| What is needed |
The result should be every line of the listing that contains "icon".

+ + + + + + +

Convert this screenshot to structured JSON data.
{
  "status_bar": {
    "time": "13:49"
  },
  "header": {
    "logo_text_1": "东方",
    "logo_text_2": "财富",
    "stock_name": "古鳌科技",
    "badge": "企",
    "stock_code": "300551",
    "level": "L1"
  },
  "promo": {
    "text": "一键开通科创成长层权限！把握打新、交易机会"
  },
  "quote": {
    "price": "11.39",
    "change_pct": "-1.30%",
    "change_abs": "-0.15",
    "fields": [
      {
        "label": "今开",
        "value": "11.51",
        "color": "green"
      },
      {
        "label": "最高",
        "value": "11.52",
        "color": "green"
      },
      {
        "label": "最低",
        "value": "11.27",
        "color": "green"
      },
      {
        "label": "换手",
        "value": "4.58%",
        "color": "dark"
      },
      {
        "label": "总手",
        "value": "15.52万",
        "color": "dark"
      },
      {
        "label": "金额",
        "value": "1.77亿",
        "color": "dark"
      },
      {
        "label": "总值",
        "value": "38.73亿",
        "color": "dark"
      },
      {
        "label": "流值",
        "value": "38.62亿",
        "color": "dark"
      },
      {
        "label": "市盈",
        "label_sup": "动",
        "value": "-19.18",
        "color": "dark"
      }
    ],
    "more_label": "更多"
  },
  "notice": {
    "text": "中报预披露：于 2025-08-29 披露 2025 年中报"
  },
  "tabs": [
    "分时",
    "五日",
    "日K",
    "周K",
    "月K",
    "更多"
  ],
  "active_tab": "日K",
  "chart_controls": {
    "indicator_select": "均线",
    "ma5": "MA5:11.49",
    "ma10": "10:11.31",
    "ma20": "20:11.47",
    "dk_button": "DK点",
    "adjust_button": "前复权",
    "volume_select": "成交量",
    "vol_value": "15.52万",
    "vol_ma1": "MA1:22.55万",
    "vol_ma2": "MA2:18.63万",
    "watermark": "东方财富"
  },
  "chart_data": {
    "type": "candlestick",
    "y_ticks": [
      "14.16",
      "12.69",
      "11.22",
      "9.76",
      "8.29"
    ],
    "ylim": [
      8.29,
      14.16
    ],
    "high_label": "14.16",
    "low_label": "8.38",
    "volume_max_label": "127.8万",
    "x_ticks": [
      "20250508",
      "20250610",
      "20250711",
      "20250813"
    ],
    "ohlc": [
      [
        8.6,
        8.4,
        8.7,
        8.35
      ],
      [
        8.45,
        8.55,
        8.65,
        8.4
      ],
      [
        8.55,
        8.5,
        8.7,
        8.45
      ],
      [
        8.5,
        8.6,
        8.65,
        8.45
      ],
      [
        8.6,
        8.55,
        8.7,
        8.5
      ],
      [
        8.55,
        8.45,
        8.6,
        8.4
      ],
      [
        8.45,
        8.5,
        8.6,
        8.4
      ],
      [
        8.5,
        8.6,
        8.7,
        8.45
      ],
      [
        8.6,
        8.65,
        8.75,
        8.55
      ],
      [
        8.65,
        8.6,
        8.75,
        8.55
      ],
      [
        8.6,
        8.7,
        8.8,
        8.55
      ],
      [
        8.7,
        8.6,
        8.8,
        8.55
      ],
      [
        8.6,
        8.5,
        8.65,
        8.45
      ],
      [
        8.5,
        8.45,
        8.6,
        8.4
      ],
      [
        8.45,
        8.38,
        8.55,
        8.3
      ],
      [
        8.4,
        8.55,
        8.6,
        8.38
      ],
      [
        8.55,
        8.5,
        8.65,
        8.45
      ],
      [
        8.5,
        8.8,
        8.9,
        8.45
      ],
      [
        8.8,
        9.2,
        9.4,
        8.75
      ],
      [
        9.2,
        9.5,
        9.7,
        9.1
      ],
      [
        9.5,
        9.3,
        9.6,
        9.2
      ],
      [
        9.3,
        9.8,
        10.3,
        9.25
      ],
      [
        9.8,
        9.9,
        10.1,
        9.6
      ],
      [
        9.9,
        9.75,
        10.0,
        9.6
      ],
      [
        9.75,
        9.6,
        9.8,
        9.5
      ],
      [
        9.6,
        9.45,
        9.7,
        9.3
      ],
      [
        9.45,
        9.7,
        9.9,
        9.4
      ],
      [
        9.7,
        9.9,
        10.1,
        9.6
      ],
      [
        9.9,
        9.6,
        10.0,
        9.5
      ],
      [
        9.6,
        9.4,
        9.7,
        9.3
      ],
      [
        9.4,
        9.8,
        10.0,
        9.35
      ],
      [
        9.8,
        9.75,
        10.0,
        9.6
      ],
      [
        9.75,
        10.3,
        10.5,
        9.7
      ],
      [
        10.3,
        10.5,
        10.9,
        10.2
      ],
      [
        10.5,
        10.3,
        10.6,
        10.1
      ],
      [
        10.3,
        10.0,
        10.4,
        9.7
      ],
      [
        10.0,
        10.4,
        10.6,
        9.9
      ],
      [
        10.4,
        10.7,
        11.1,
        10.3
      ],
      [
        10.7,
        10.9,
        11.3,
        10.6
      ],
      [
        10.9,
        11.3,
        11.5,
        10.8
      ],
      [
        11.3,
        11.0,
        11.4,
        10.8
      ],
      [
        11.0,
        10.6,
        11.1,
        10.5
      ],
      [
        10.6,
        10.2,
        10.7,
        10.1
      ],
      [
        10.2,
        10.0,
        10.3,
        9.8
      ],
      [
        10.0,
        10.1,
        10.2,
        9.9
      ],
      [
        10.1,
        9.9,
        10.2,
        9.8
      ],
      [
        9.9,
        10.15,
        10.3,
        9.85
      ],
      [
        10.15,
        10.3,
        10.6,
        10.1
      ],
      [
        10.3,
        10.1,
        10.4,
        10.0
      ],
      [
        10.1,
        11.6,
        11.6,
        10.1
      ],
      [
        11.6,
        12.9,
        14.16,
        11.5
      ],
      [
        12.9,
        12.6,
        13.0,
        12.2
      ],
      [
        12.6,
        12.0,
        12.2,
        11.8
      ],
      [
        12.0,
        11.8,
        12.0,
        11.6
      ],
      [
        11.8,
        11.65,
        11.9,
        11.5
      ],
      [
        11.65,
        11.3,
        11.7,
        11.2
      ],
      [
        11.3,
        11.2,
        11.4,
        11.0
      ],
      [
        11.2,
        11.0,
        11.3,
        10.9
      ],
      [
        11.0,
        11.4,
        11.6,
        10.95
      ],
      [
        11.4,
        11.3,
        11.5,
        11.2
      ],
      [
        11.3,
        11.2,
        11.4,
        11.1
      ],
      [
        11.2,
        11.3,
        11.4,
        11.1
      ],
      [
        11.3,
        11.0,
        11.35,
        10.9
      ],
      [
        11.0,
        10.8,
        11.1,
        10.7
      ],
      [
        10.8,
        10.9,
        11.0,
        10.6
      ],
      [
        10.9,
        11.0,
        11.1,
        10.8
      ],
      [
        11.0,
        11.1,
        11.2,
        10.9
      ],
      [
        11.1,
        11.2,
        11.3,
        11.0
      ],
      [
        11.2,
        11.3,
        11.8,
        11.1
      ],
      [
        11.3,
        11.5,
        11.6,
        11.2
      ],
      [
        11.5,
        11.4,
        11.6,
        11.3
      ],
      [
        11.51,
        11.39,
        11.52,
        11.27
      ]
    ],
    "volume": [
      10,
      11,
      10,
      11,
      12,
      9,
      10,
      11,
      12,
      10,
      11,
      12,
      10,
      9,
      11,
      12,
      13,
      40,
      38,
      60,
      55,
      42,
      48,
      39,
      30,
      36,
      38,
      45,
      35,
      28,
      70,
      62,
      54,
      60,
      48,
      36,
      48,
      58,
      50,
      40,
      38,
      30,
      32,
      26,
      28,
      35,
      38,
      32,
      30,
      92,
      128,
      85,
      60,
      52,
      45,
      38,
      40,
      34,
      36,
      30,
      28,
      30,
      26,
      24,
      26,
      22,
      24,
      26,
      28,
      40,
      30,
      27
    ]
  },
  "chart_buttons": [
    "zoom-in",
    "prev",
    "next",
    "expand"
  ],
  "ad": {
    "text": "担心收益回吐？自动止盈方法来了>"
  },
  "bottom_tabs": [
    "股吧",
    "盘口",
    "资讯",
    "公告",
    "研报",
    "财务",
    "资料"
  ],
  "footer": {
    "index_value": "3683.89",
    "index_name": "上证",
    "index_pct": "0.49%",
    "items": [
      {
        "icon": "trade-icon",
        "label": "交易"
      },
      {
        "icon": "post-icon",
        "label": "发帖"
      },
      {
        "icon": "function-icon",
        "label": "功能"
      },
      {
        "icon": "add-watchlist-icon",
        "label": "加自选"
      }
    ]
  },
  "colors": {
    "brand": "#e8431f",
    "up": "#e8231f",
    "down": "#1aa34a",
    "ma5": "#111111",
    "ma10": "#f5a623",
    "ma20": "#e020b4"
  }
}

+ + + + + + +

| Response |
        "icon": "trade-icon",
        "icon": "post-icon",
        "icon": "function-icon",
        "icon": "add-watchlist-icon",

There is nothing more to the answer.